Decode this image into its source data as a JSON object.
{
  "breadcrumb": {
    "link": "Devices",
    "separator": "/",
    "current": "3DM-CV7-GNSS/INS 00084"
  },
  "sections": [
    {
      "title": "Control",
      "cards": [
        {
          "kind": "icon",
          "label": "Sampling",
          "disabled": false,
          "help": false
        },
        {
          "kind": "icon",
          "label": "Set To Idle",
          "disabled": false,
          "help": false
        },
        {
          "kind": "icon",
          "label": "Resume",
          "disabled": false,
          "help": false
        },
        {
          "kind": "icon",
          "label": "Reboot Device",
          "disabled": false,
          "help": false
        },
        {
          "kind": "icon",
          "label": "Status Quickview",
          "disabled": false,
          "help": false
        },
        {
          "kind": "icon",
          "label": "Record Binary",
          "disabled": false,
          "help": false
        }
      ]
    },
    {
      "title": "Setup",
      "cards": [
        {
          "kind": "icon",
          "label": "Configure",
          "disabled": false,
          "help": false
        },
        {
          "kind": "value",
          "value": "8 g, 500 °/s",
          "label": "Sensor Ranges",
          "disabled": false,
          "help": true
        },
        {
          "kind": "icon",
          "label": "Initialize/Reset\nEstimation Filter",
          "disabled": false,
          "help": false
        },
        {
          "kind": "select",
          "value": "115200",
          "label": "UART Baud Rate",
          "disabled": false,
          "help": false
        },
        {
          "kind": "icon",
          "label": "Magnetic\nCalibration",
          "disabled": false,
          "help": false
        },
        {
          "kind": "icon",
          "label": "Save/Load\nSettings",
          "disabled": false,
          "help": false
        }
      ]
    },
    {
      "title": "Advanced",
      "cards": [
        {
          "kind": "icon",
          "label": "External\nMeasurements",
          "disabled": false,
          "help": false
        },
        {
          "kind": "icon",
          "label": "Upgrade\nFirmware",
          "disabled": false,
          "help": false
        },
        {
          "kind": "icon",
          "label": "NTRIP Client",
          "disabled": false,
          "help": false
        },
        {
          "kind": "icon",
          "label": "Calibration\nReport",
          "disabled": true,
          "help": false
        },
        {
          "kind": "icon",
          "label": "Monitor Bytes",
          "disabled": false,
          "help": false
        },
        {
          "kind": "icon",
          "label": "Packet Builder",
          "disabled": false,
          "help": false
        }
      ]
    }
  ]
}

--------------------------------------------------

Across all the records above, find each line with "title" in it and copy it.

● **Answer space**
      "title": "Control",
      "title": "Setup",
      "title": "Advanced",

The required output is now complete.